MeteoSwiss operates the national pollen monitoring network. This consists of 14 monitoring stations which cover Switzerland's most important climatic and vegetation regions. Additional monitoring stations are operated in order to monitor levels of ragweed pollen. The measurements recorded by the respective pollen traps provide valuable information for those who suffer from allergies.
Pollen monitoring network
The airborne concentrations of 48 different pollen types are measured at each of the 14 monitoring stations. In order to monitor levels of ragweed pollen more precisely, MeteoSwiss operates additional stations in Ticino as well as near Geneva, where high concentrations of ragweed pollen are sometimes registered.
During the pollen season, the pollen data recorded at each measuring station is made available on the Wednesday of the following week
How a volumetric pollen trap works (Hirst design)
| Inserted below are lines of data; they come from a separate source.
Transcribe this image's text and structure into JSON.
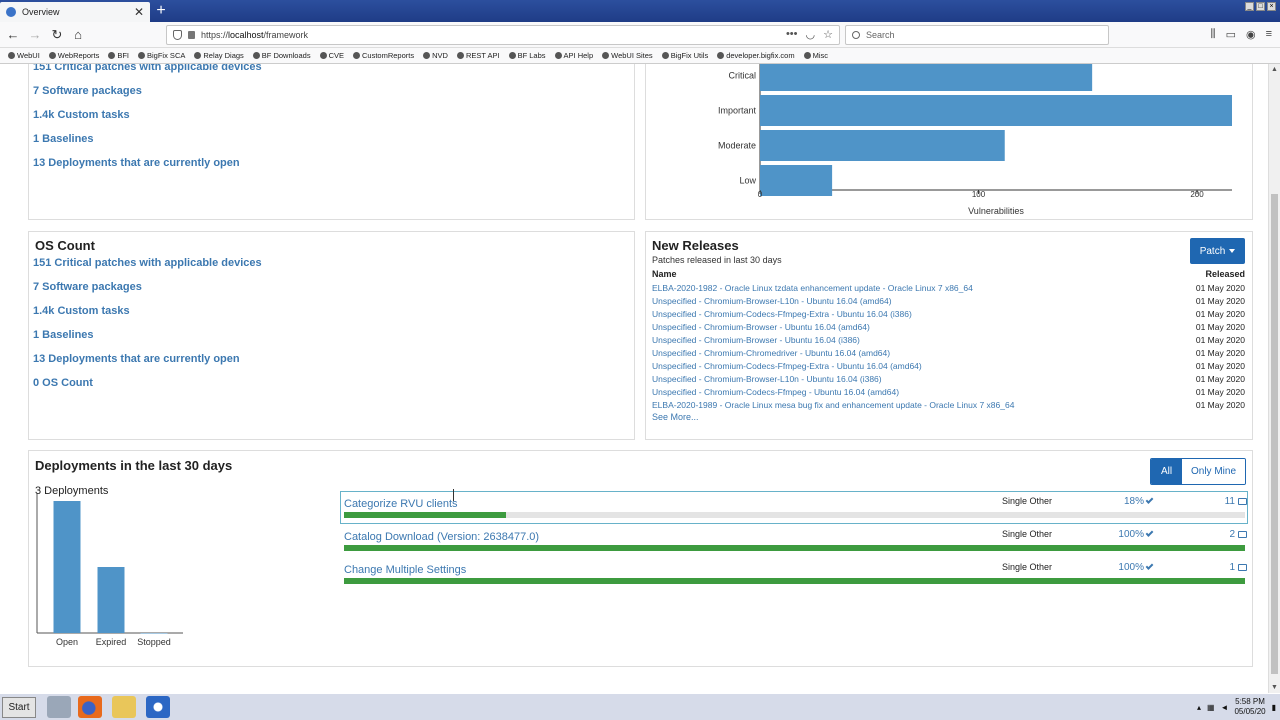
{
  "browser": {
    "tab_title": "Overview",
    "tab_close": "✕",
    "new_tab": "+",
    "url_prefix": "https://",
    "url_host": "localhost",
    "url_path": "/framework",
    "search_placeholder": "Search",
    "bookmarks": [
      "WebUI",
      "WebReports",
      "BFI",
      "BigFix SCA",
      "Relay Diags",
      "BF Downloads",
      "CVE",
      "CustomReports",
      "NVD",
      "REST API",
      "BF Labs",
      "API Help",
      "WebUI Sites",
      "BigFix Utils",
      "developer.bigfix.com",
      "Misc"
    ]
  },
  "top_panel": {
    "links": [
      "151 Critical patches with applicable devices",
      "7 Software packages",
      "1.4k Custom tasks",
      "1 Baselines",
      "13 Deployments that are currently open"
    ]
  },
  "chart_data": [
    {
      "type": "bar",
      "orientation": "horizontal",
      "categories": [
        "Critical",
        "Important",
        "Moderate",
        "Low"
      ],
      "values": [
        152,
        216,
        112,
        33
      ],
      "xlabel": "Vulnerabilities",
      "xticks": [
        0,
        100,
        200
      ],
      "xlim": [
        0,
        216
      ],
      "color": "#4f94c8"
    },
    {
      "type": "bar",
      "categories": [
        "Open",
        "Expired",
        "Stopped"
      ],
      "values": [
        2,
        1,
        0
      ],
      "ylim": [
        0,
        2
      ],
      "color": "#4f94c8"
    }
  ],
  "os_panel": {
    "title": "OS Count",
    "links": [
      "151 Critical patches with applicable devices",
      "7 Software packages",
      "1.4k Custom tasks",
      "1 Baselines",
      "13 Deployments that are currently open",
      "0 OS Count"
    ]
  },
  "new_releases": {
    "title": "New Releases",
    "subtitle": "Patches released in last 30 days",
    "col_name": "Name",
    "col_released": "Released",
    "button": "Patch",
    "see_more": "See More...",
    "rows": [
      {
        "name": "ELBA-2020-1982 - Oracle Linux tzdata enhancement update - Oracle Linux 7 x86_64",
        "date": "01 May 2020"
      },
      {
        "name": "Unspecified - Chromium-Browser-L10n - Ubuntu 16.04 (amd64)",
        "date": "01 May 2020"
      },
      {
        "name": "Unspecified - Chromium-Codecs-Ffmpeg-Extra - Ubuntu 16.04 (i386)",
        "date": "01 May 2020"
      },
      {
        "name": "Unspecified - Chromium-Browser - Ubuntu 16.04 (amd64)",
        "date": "01 May 2020"
      },
      {
        "name": "Unspecified - Chromium-Browser - Ubuntu 16.04 (i386)",
        "date": "01 May 2020"
      },
      {
        "name": "Unspecified - Chromium-Chromedriver - Ubuntu 16.04 (amd64)",
        "date": "01 May 2020"
      },
      {
        "name": "Unspecified - Chromium-Codecs-Ffmpeg-Extra - Ubuntu 16.04 (amd64)",
        "date": "01 May 2020"
      },
      {
        "name": "Unspecified - Chromium-Browser-L10n - Ubuntu 16.04 (i386)",
        "date": "01 May 2020"
      },
      {
        "name": "Unspecified - Chromium-Codecs-Ffmpeg - Ubuntu 16.04 (amd64)",
        "date": "01 May 2020"
      },
      {
        "name": "ELBA-2020-1989 - Oracle Linux mesa bug fix and enhancement update - Oracle Linux 7 x86_64",
        "date": "01 May 2020"
      }
    ]
  },
  "deployments": {
    "title": "Deployments in the last 30 days",
    "count_number": "3",
    "count_label": " Deployments",
    "filter_all": "All",
    "filter_mine": "Only Mine",
    "rows": [
      {
        "name": "Categorize RVU clients",
        "type": "Single Other",
        "percent": "18%",
        "progress": 0.18,
        "devices": "11"
      },
      {
        "name": "Catalog Download (Version: 2638477.0)",
        "type": "Single Other",
        "percent": "100%",
        "progress": 1.0,
        "devices": "2"
      },
      {
        "name": "Change Multiple Settings",
        "type": "Single Other",
        "percent": "100%",
        "progress": 1.0,
        "devices": "1"
      }
    ]
  },
  "taskbar": {
    "start": "Start",
    "time": "5:58 PM",
    "date": "05/05/20"
  }
}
Each monitoring station has a volumetric pollen trap (Hirst type). With the help of a pump, this pollen trap sucks in ten litres of air per minute through a 14 x 2 mm opening. Behind this entry slot is a rotating drum on which there is a silicon-coated plastic strip. The pollen and other organic and inorganic particles sucked in with the air stick to this strip. The drum is changed once a week and then sent to the analysis centre in Payerne where daily specimens are prepared using the strip. The types of pollen are identified and counted under a microscope and concentrations per cubic meter air are calculated. Apart from pollen, other organic particles, such as fungal spores, are also found on the specimen slide, as well as various inorganic particles, such as sand from the Sahara Desert or specks of soot.
Automatic measurement of pollen dispersal
MeteoSwiss has developed expertise in automatic pollen monitoring over the past few years, with the aim of making these data available in real time to the Swiss public. Through collaboration with researchers, as well as testing of various instruments, the feasibility of automatic pollen measurements has been demonstrated.
A project is currently underway to make real-time data available in Switzerland. The Lucerne-based company, Swisens SA submitted the winning bid in the public call for tenders issued in 2019. After extensive testing having confirmed the efficacy of its "Swisens Poleno" system in the spring of 2020, the company is set to provide the automatic pollen monitors for the MeteoSwiss network. The first stations in the network will be operational from the 2021 pollen season onwards.
From then on, the information will be available within minutes of the measurement, thus providing a precise picture of what is in the air at any given time. These real-time data will allow MeteoSwiss to improve the provision and the quality of available information.